Fr.: gerbe (de rayons cosmiques)
Same as → cosmic-ray shower.
ragbâr-e peyšâri, ~ âbšâri
Multiple generations of secondary cosmic rays when the primary particles produce a succession of secondaries which have the same effects as the primary.
tondbâr-e partowhâ-ye keyhâni, ragbâr-e ~
Fr.: gerbe cosmique
An extensive (many kilometres wide) → cascade of ionized particles and electromagnetic radiation produced in the atmosphere when a → primary cosmic rays collides with atmospheric nuclei creating many → secondary cosmic rays. Also known as → air shower.
bârân-e šahâbi, ragbâr-e ~, tondbâr-e ~ (#)
Fr.: averse de météores, pluie de ~
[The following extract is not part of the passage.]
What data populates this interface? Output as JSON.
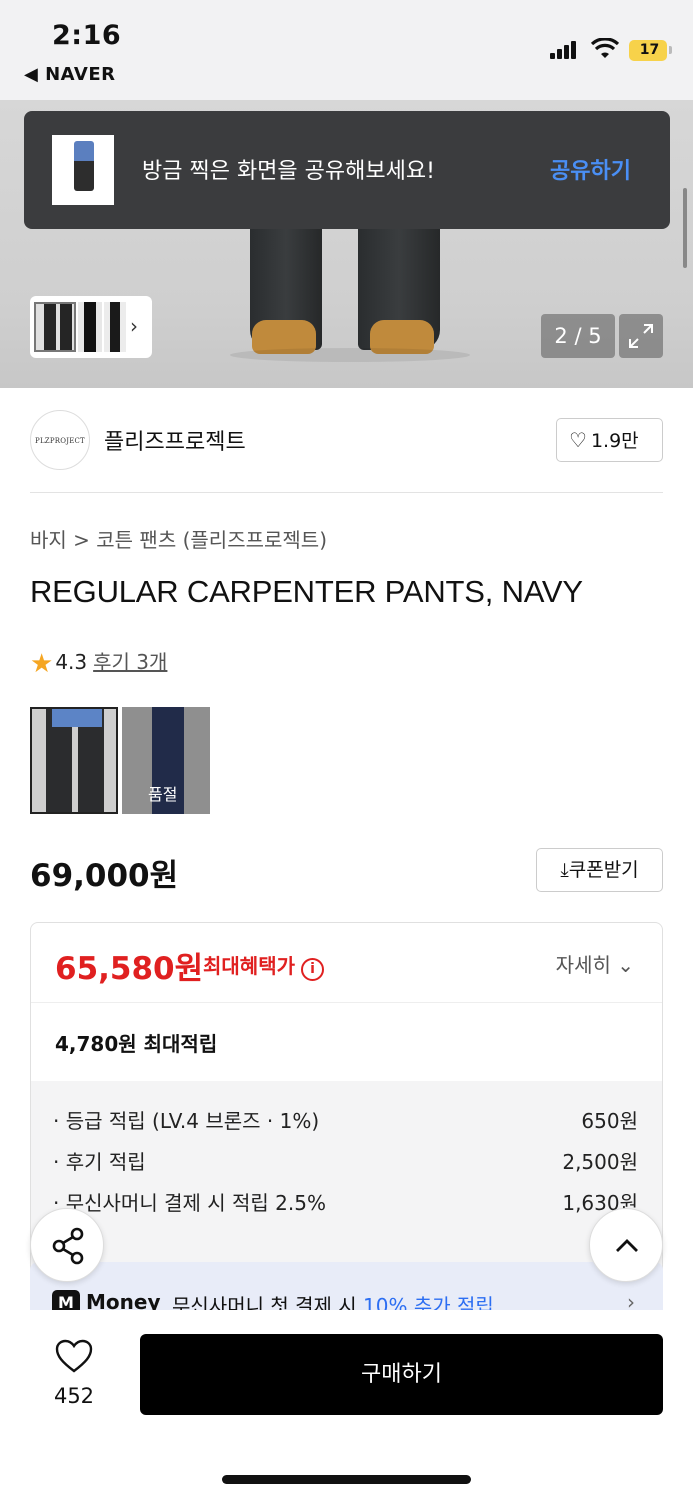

An increased number of → meteors all appearing to → diverge from the direction of a single point, called → radiant. Meteor showers occur → annually on the same dates, when the Earth crosses through a → meteoroid stream. Meteor showers are named after the → constellation in which the radiant is located. For example, the → Perseids's radiant lies near the top of the constellation Perseus. Most meteor showers are caused by → comets. As a comet orbits the Sun it sheds an icy, dusty → debris stream along its orbit. When the Earth's orbit intersects the dust trail, more meteors are seen as the cometary debris encounters our planet's → atmosphere. In the case of the → Geminids and → Quadrantids, those meteor showers come from the debris scattered by orbiting → asteroids. Typical meteor showers show 15 to 100 meteors per hour at their peak. On very rare occasions, during a → meteor storm, thousands of meteors fall per hour. Prominent meteor showers are: → Quadrantids, → Lyrids, → Eta Aquariids, → Delta Aquariids, → Perseids, → Orionids, → Taurids, → Leonids, → Geminids, → Ursids, → Alpha Capricornids.
ragbâr, tondbâr (#)
Fr.: 1) averse; 2) gerbe
1) A brief, abrupt precipitation from a cloud, characterized by the suddenness
with which it begins and ends and by the rapid changes in intensity.
M.E. shour; O.E. scur "short fall of rain, fall of missiles or blows;" cf. O.N. skur, O.S., O.H.G. scur, Ger. Schauer.
šahâb-e bârâni, ~ ragbâri
Fr.: météore de la pluie, ~ ~ l'averse